What is expected: Each line containing the word "arrow" must be copied from the material below.

======

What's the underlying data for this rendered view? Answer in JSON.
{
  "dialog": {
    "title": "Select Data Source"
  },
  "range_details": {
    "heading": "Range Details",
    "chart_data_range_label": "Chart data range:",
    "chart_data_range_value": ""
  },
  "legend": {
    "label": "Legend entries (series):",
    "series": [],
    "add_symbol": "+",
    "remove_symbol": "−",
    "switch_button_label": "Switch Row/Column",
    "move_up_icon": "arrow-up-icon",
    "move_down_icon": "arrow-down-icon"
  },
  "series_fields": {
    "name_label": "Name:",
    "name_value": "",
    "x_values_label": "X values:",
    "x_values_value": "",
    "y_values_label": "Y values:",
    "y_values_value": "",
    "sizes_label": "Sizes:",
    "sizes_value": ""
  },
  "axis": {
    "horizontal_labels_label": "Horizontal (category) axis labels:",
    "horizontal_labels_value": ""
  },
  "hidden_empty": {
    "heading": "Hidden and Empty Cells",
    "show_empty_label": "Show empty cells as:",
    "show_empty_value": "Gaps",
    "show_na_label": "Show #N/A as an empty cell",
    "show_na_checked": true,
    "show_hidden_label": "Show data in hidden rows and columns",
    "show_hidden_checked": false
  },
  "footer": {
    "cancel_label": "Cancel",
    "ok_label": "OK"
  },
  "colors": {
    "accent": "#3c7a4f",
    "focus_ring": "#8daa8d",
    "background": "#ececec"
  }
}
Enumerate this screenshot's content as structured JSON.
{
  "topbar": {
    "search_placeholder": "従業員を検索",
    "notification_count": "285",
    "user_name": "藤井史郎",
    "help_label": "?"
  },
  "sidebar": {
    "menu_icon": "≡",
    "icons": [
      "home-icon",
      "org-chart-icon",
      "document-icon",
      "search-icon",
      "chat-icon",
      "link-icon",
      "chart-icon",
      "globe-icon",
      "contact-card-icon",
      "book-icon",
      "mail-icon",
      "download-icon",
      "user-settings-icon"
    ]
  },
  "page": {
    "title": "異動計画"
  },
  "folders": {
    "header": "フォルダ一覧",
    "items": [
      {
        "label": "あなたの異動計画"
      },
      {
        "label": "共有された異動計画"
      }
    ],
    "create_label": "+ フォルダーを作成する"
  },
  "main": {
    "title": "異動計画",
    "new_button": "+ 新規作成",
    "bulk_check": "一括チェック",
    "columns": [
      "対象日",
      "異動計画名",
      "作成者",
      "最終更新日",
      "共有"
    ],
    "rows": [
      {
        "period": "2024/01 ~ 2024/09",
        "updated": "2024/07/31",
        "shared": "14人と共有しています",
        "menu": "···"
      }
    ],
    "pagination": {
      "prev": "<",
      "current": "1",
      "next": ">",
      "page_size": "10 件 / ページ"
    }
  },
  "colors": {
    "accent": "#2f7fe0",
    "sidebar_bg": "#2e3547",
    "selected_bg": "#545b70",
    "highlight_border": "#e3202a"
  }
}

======

Solution to this problem:
    "move_up_icon": "arrow-up-icon",
    "move_down_icon": "arrow-down-icon"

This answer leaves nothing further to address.